Anyone who visits Dubai goes to the Burj Khalifa, the tallest building in the world. On the ground floor of the Burj Khalifa, with a stunning view of downtown Dubai and a front-row seat to the musical fountain show that happens every 20 minutes, is Armani/Kaf, Dubai’s first kosher restaurant.
It is still exciting to write “Dubai’s first kosher restaurant,” which is currently open only for dinner, although there are plans to open for lunch as well. It’s worth reserving in advance to get one of the 40 seats outside with the view.
Executive chef Fabian Fayelle, who grew up and was trained in France, told The Jerusalem Post that it was originally a challenge to adapt to kosher restrictions such as not mixing meat and dairy. French cuisine, of course, leans heavily on butter and cream. But he quickly adapted the menu.
“I really like the Mediterranean cuisine with a lot of olive oil, fish and fresh vegetables,” he said.
On a recent evening the restaurant was buzzing, as patrons enjoyed the food and the view. One family from Russia said they had come to celebrate their son’s bar mitzvah. Another table of four men was ultra-Orthodox.
The menu is international with clean flavors. The chef suggested the baba ghanoush appetizer to begin. It was very large, and was made with plenty of garlic, as it should be. We ate it with the fresh bread served to the table.
My companion, Natalie Scott from the Dubai tourism board, had the sea bass, two fillets of sea bass that looked lovely ($43).
As I keep kosher, I hadn’t had meat for several days, so I ordered the beef bourguignon at the same price.
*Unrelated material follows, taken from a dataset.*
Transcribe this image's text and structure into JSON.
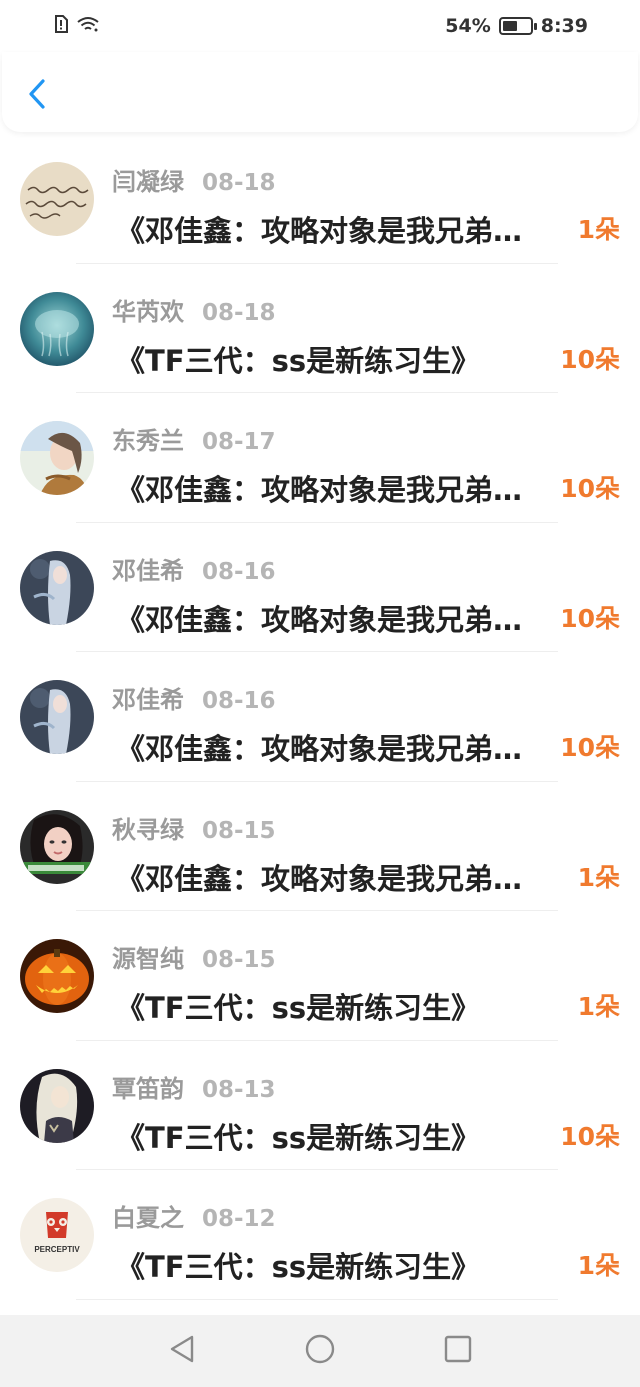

The kosher beef is flown in from Poland. There are also burgers, steaks, and even a chicken curry, which the chef said is one of their best-selling dishes.
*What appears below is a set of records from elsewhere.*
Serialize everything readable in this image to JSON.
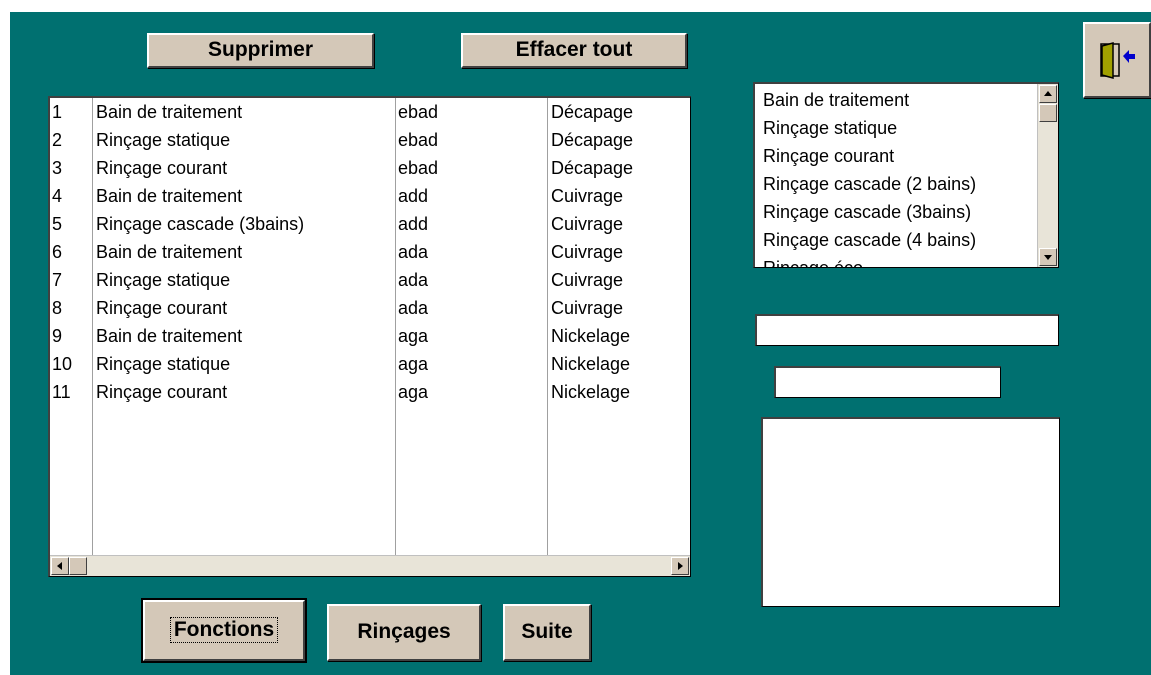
{
  "toolbar": {
    "delete_label": "Supprimer",
    "clear_all_label": "Effacer tout"
  },
  "footer": {
    "functions_label": "Fonctions",
    "rinses_label": "Rinçages",
    "next_label": "Suite"
  },
  "exit_icon": "door-exit-icon",
  "main_list": {
    "rows": [
      {
        "num": "1",
        "name": "Bain de traitement",
        "code": "ebad",
        "operation": "Décapage"
      },
      {
        "num": "2",
        "name": "Rinçage statique",
        "code": "ebad",
        "operation": "Décapage"
      },
      {
        "num": "3",
        "name": "Rinçage courant",
        "code": "ebad",
        "operation": "Décapage"
      },
      {
        "num": "4",
        "name": "Bain de traitement",
        "code": "add",
        "operation": "Cuivrage"
      },
      {
        "num": "5",
        "name": "Rinçage cascade (3bains)",
        "code": "add",
        "operation": "Cuivrage"
      },
      {
        "num": "6",
        "name": "Bain de traitement",
        "code": "ada",
        "operation": "Cuivrage"
      },
      {
        "num": "7",
        "name": "Rinçage statique",
        "code": "ada",
        "operation": "Cuivrage"
      },
      {
        "num": "8",
        "name": "Rinçage courant",
        "code": "ada",
        "operation": "Cuivrage"
      },
      {
        "num": "9",
        "name": "Bain de traitement",
        "code": "aga",
        "operation": "Nickelage"
      },
      {
        "num": "10",
        "name": "Rinçage statique",
        "code": "aga",
        "operation": "Nickelage"
      },
      {
        "num": "11",
        "name": "Rinçage courant",
        "code": "aga",
        "operation": "Nickelage"
      }
    ]
  },
  "right_list": {
    "items": [
      "Bain de traitement",
      "Rinçage statique",
      "Rinçage courant",
      "Rinçage cascade (2 bains)",
      "Rinçage cascade (3bains)",
      "Rinçage cascade (4 bains)",
      "Rinçage éco"
    ]
  },
  "fields": {
    "field_1_value": "",
    "field_2_value": "",
    "memo_value": ""
  },
  "colors": {
    "background": "#007070",
    "button_face": "#d4c8b8",
    "exit_arrow": "#0000cc",
    "door": "#a0a000"
  }
}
My dish was delicately spiced with the traditional carrots and potatoes in a rich wine sauce.
For dessert, we tried the chef’s suggestion of the “signature sphere,” a delicate sugar sphere filled with exotic fruit and mango sorbet. You crack it open with a spoon, and it was truly a treat.
Chef Fayelle said that many local Emiratis had come to the restaurant, intrigued by the idea of kosher food.
Prices in Dubai are high, in general, and that is reflected here, too, with, of course, the added cost of kashrut certification and a mashgiah. But how often do you get to Dubai? A definite must-do for kosher Israelis visiting Dubai.
The restaurant is certified by the Emirates Agency for Kosher Certification under the supervision of Rabbi Levi Duchman.
The writer was a guest of the Dubai Tourism Board.